Gosnell also turned his attention to the history of the Province and began, in 1893, to establish a separate collection of material related to British Columbia's history. The collection became the nucleus of the Provincial Archives, whose separate existence was recognized in 1908 when the title Provincial Archivist was given to librarian E.O.S. Scholefield who became the first Provincial Librarian and Archivist. The magnificent copper beech tree on the lawn outside the Library wing was planted in 1921 by Premier John Oliver in memory of Scholefield.

In view of the variety of services then provided it is not surprising that the institution should for so long have called itself and been acknowledged the Provincial Library. The wider services were created, often at great hardship, to meet a genuine need. Before 1900 there were few libraries in the Province and even fewer were adequately supported financially. There were no academic libraries and only three public - Victoria, New Westminster and Vancouver. The Legislative Library filled the void and there can be no doubt that it was the single most influential phenomenon in the early development of libraries in British Columbia.

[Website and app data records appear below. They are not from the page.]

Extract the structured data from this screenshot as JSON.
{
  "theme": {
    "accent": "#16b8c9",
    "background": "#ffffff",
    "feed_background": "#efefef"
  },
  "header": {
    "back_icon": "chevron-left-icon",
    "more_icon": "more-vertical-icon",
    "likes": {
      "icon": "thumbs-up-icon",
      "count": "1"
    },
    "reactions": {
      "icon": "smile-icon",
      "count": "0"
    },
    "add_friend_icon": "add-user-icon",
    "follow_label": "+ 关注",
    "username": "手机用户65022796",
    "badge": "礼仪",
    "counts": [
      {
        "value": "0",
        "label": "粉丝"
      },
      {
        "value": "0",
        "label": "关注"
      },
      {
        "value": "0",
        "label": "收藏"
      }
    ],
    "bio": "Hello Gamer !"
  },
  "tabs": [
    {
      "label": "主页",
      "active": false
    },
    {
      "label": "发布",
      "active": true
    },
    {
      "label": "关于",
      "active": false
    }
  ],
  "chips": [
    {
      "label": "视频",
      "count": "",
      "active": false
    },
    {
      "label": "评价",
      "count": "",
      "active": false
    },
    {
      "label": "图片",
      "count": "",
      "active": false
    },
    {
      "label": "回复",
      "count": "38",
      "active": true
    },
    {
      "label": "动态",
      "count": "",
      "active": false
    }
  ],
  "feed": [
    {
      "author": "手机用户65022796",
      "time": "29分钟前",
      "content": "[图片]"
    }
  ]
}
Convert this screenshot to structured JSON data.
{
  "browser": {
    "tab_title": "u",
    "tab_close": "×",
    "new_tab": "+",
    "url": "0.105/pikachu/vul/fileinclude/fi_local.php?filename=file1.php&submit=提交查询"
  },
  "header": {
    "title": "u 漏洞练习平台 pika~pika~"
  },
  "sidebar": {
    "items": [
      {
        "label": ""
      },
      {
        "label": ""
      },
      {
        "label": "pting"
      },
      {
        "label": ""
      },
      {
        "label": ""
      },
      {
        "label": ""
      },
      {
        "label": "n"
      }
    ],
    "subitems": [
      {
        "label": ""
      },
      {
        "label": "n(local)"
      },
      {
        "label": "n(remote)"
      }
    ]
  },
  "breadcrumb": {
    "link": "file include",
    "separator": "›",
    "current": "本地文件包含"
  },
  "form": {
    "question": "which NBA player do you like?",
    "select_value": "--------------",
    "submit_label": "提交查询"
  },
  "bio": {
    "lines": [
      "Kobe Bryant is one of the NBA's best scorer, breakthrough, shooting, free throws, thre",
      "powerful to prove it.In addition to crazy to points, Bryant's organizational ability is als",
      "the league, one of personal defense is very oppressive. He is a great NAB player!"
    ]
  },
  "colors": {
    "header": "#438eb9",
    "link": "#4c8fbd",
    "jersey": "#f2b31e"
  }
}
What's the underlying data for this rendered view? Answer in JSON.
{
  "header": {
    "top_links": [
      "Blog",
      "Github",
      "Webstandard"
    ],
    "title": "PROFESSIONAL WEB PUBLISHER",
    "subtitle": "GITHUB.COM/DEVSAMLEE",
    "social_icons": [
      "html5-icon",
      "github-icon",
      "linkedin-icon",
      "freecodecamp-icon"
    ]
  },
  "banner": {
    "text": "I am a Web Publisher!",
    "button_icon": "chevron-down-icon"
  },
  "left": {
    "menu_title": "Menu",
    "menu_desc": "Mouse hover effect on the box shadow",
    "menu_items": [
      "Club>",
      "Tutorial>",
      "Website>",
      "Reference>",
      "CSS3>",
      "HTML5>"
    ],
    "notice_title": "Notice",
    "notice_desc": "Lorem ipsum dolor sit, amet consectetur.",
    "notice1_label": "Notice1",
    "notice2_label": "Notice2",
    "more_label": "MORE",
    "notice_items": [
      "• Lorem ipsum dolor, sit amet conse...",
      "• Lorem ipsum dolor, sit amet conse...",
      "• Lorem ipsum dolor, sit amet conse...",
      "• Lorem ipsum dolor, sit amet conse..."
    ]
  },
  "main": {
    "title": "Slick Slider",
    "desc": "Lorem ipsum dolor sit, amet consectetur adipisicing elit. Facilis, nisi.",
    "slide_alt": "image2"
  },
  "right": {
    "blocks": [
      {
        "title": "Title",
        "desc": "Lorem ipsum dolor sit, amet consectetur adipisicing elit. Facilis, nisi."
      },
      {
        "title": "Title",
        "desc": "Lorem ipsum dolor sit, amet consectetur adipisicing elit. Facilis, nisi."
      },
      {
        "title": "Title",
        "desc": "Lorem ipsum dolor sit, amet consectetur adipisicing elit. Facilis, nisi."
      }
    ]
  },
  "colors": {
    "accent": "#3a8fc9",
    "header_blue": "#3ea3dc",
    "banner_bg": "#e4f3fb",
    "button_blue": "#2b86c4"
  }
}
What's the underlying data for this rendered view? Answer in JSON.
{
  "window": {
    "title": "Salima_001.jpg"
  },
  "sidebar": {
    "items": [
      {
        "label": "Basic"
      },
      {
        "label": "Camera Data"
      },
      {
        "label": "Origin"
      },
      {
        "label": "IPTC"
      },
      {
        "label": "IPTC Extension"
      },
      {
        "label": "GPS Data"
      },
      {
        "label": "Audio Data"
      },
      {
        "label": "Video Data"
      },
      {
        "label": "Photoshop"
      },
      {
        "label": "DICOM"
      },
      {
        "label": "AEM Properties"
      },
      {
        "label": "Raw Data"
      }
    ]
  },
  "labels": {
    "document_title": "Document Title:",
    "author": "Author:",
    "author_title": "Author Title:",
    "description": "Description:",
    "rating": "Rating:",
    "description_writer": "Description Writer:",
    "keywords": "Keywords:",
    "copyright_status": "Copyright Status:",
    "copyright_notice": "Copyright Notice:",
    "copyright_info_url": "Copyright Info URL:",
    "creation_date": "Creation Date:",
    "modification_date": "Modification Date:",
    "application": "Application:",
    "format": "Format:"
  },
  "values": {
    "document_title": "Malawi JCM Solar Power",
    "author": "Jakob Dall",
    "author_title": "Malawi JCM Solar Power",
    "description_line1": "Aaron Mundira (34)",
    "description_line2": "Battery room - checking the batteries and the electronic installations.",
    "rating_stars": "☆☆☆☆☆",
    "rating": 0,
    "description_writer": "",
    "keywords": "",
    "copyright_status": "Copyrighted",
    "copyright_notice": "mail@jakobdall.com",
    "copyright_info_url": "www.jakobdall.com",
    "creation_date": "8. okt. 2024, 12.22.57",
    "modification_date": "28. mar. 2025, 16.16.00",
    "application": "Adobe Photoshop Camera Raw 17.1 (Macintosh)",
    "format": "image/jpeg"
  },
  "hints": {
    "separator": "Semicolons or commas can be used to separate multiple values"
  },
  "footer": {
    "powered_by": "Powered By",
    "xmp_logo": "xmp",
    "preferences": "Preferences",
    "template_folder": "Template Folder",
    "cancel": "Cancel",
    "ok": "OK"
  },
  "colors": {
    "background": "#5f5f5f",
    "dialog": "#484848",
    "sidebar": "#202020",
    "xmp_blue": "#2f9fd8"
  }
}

Thus a a Legislative Library, established to serve Legislators adopted a multi-purpose function, serving government departments, researchers and the general public. Preoccupation with this multi-purpose role may even have distracted the library from its original mandate. With increased development of public library services, the establishment of major universities and the building of their extensive academic collections, with the dispersal of ministries away from the Legislative precinct, the growth of self-contained ministerial library services and with the actual physical and administrative separation of the Library and the Archives, it became not only possible but essential to re-examine the role the "Provincial Library" was attempting to play.

By the early 1970s the Library's involvement in services to the general public and to government agencies which had their own libraries was largely redundant. Longer, more sophisticated legislative sessions and a greater emphasis on caucus research demanded that the strictly legislative function had to be emphasized and strengthened. In 1974 the institution ceased to call itself the Provincial Library and returned to the statutory title of Legislative Library and to its statutory mandate of legislative services as its prime function.

On February 22nd, 1985 the Legislative Assembly passed new Standing Orders which vested management and control of the Library with the Speaker of the Assembly. The change ended a traditional relationship of shared control between the Office of the Speaker and the Ministry of Provincial Secretary.

Despite these changes however the Library's traditional role of service to all people lingers on. On a daily basis library staff play the juggling act between its legitimate clients and those who cling to the belief that a Provincial Library still exists. Indeed significant provincial programs remain. The Cataloguing Division supplies Cataloguing-in-Publication data for the publications of the Province's ministries and crown agencies. Government Publications staff members compile as one of their major functions, the British Columbia Government Publications Monthly Checklist, a monthly bibliography designed to provide the public with knowledge of and access to British Columbia government publications. The Acquisitions Division is involved in several shared programs with the Provincial Archives and Records Service Branch for the preservation of government publications and non-government literary and artistic works. Most significantly reference staff continue to wrestle with the problem of priority information needs for clients. Does a public administrator's request for information on current labour legislation before the House have priority over the backbencher's need for a copy of an obscure poem by W.B. Yeats? Where do the boundaries to service lie?

The Library is in a sense, trapped by history and is likely to continue the intriguing balancing act between its past activities and its stated mandate, for some time to come.


Canadian Parliamentary Review Cover
Vol 13 no 3
1990






Last Updated: 2019-10-21